Today is World Diabetes Day, so thank you for humoring me in taking a break from the usual fare of food and poetry, and instead look at this disease and consider how we might live so as to avoid it if possible. Carolyn of All Day I Dream of Food invited fellow food bloggers to participate in a World Diabetes Day round-up of diabetic-friendly recipes and stories to highlight this disease. She posited that raising diabetes awareness through food is a good way to get people’s attention on a topic most people don’t really want to talk about. I would imagine each of us would be hard-pressed to not know one person with diabetes. Her own story is pretty compelling, so I would encourage you to click on the link above if you want to check it out or see which other bloggers are participating.
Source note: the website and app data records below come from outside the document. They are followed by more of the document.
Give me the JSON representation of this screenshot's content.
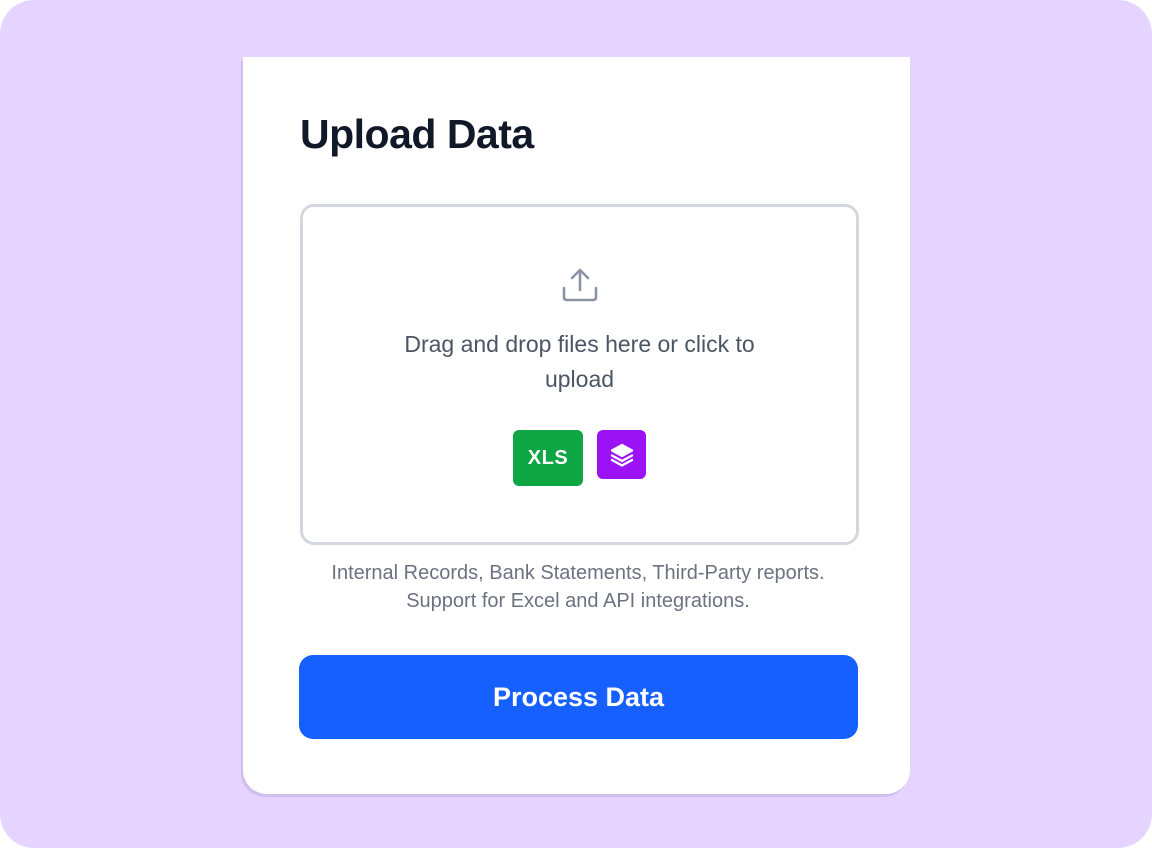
{
  "card": {
    "title": "Upload Data"
  },
  "dropzone": {
    "icon": "upload-icon",
    "line1": "Drag and drop files here or click to",
    "line2": "upload",
    "badges": [
      {
        "label": "XLS",
        "color": "#0ea544"
      },
      {
        "label": "",
        "icon": "layers-icon",
        "color": "#9b13f4"
      }
    ]
  },
  "help": {
    "line1": "Internal Records, Bank Statements, Third-Party reports.",
    "line2": "Support for Excel and API integrations."
  },
  "actions": {
    "process_label": "Process Data"
  },
  "colors": {
    "background": "#e4d4ff",
    "primary": "#1560ff",
    "xls_badge": "#0ea544",
    "api_badge": "#9b13f4"
  }
}
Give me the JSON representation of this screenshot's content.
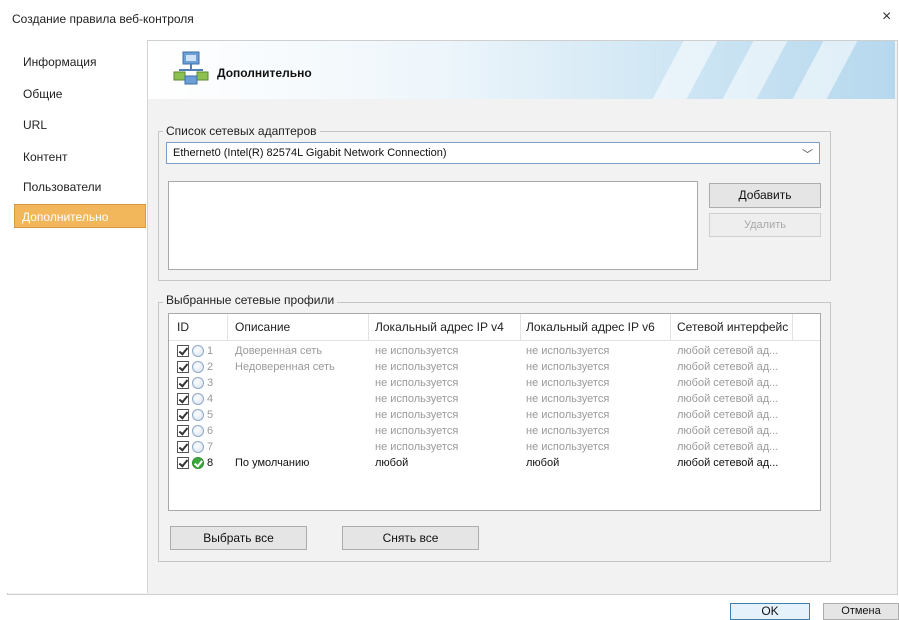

According to the CDC, “As of 2010, 25.8 million people—8.3% of the population—have diabetes; 1.9 million new cases of diabetes were diagnosed in people aged 20 years or older in 2010.” (source) You can imagine how much that number has increased just two years later. I keep hearing about the staggering number of children and youths for whom diabetes might be a reality in the not-so distant future and this makes me so grateful for education / awareness groups like Edible Schoolyard, California Food Literacy Center and Three Squares’ Cooking Matters program. Imagine the adage of “teach a boy to fish…” then when he becomes a man, not only does he know how to fish, but has all that span of time of making healthier choices. He will walk what he mirrors. He will set out on a path that is deliberate and mindful.
Diabetes is brutal. Make no mistake of that. I have seen its insidious activity in someone I cared for who needed an amputation and later died of the disease. Then again, I have seen people living with diabetes change their lifestyle and keep the disease in check- and these people give me so much hope!
Instead of just posting one recipe that would be diabetic-friendly, I am posting photos and links to previous recipes shared here. Healthy eating doesn’t have to be bland or boring. Instead, and notably for diabetics, sugars in food have to be tracked. I would imagine that fiber with its ability to slow down the effects of sugar becomes a friend.
So, what are some of your diabetic-friendly recipes? (Think low glycemic, n0 to low sugar, whole grain, not processed – the bread in the photo of the fish burger wouldn’t fly, veggie-heavy, lean proteins, etc…)
Fish Burger with Lentil Dip and Cucumber Yogurt
Omit the bread and serve on a bed of spinach for a delectable meal. This recipe is by Chef Michael Moore who is diabetic and wrote a fantastic cookbook called “Blood Sugar” typifying the foods into the types of energy they provide. I do think the title kind of feel undersells the sumptuous recipes inside. It is the cookbook that my non-diabetic husband has told me is his favorite of the ones we have reviewed thus far.
Bok Choy Bell Scramble
This recipe came together easily from the outcroppings of produce that needed to be used. Scrambles are an economic and easy way to use what you have on hand, notably lots of veggies and eggs.
Toasted Walnut Green Bean & Labneh Salad
This salad stands out for the creaminess of probiotic-rich labneh and the toasted walnuts with the bright flavors of the tomatoes. Then again, the green beans with tomatoes is such a classic flavor.
Creamy Black Beans with Melted Onions
Beans are their own version of comfort food. These beans taste good on their own with some polenta or rice. If you stir in a bit of salsa or yogurt, you can puree them into a soup and then, watch out.